Last 2 cents hopefully, "delegate" and its corresponding "attachment" has I think perhaps been extended beyond its original intent. The 'original' delegates seemed to have been turn phases. Things like "PurchaseDelegate", "TechnologyDelegate", "CombatDelegate". Then to enhance these we have "attachments".
Said another way, when you have a really nice hammer, everything starts to look like a nail.
IMO stronger nesting should make for XML that is more cohesive, easier to read and understand. It also seems like some XML abuse was done when the XML started to directly reference which java classes rather than leaving it up to the code to decide. We've introduced the infrastructure so that the code can select the implementation based on tag. I strongly think we should stick to that design and not introduce direct coupling between XML and code.
One update I've been toying around is to "fix" the XML schema structure so that properties are truly nested and not have references be scattered around. For example, define players and their units and PU type all in one block rather than have it be multiple. Prototypes of this have been pretty nice, but implementation and transition are prohibitive. Given these transition costs, the XML tag structure and their names are likely to live forever, once defined they would be prohibitive to change. I think we should evaluate carefully how we structure the new XML markup.

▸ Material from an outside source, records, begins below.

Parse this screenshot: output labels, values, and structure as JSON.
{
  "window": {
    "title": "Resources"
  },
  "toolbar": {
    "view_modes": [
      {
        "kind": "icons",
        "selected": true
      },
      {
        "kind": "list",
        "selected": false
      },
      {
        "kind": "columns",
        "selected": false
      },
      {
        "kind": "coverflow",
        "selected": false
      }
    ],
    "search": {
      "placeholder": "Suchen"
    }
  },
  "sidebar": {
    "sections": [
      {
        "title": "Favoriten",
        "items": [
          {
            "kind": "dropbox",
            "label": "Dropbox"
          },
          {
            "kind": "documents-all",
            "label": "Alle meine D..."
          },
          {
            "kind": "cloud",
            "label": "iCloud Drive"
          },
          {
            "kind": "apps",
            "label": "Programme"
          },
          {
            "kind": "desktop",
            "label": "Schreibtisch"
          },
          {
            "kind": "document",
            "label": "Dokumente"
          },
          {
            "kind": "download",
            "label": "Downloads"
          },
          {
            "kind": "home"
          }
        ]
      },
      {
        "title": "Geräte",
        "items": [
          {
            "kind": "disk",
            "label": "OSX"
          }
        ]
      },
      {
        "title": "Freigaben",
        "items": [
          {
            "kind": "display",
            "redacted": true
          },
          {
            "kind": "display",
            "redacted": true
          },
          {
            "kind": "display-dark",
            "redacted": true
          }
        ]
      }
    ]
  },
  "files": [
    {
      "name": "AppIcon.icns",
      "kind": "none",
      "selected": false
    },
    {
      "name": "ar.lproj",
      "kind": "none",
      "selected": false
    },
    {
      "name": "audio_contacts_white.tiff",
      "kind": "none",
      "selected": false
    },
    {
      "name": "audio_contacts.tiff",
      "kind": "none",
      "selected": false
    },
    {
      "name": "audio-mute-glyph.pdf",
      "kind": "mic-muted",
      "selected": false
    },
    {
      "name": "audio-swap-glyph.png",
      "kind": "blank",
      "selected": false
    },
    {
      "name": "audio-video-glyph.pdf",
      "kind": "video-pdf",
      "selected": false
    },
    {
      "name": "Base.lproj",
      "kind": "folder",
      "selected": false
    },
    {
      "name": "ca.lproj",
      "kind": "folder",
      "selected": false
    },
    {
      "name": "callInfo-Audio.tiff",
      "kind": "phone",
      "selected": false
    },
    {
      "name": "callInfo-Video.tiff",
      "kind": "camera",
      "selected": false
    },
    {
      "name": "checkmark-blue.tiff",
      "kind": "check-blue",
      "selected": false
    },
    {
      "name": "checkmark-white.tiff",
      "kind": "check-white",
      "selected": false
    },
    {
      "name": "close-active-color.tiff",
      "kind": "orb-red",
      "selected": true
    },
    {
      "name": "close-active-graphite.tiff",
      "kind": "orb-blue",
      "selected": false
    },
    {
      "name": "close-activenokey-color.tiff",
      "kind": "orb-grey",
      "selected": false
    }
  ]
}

@redrum A question:
If I set it at -1, the unit will make the movement for free, and if I set it below that, the units will have its remaining movement increased for entering that territory? Such bonuses are cumulative, so that, for example, if I have two bordering territories with a "movementCostModifier" any numbers lower than -1 (for example, -2), I can keep moving my unit back and forth between the two territories, increasing its remaining movement at any move, potentially charging it with an infinite quantity of remaining movement.
I have some ideas and proposals, but first I want to be sure I'm understanding all correctly.
Side note, I personally think that it would be more intuitive if this would set the movement cost directly, default being 1 (instead of base 1 and default 0), but I don't really care about this. It's just on the mapmaker (not sure if there will be any tooltips or such).
@LaFayette we already have the '<variableList>', so for the <unitClass>;
<variableList> <variable name="airUnits"> <element name="Fighter"/> <element name="Bomber"/> : </variable> : </variableList>
This would do just what you are describing.
I think having the 'movementModifier' included with the 'territoryEffects' makes the most sense, since what is being talked about is modifying the unit by the territory.